### WHAT TO PRODUCE
Report only how many lines below include "provider".

### WORKING DATA
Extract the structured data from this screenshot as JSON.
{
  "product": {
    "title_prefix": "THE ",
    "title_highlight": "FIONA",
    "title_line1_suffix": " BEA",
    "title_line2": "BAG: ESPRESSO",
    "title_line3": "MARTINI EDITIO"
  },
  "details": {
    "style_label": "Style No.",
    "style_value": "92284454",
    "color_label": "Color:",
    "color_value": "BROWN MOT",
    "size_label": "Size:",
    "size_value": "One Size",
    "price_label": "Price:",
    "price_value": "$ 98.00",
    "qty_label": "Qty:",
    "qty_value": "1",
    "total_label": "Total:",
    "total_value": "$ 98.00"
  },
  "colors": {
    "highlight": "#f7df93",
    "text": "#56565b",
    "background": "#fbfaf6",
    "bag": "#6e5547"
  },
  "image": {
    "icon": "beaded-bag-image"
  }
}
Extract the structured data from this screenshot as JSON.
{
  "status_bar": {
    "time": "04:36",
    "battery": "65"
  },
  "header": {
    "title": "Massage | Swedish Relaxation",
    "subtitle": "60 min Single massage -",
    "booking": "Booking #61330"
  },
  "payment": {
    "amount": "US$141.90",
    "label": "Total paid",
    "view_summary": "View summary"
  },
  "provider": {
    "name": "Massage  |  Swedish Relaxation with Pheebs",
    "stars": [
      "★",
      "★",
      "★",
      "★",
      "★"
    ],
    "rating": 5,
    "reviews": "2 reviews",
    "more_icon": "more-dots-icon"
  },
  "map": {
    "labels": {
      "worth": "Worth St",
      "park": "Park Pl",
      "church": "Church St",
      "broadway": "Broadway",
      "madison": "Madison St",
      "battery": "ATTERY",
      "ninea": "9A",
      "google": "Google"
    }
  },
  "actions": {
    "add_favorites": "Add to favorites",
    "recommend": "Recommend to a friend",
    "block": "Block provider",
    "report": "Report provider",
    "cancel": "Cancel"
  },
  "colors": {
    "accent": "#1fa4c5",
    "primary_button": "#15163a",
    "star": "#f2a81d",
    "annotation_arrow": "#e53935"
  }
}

### RESULT OF THE TASK
3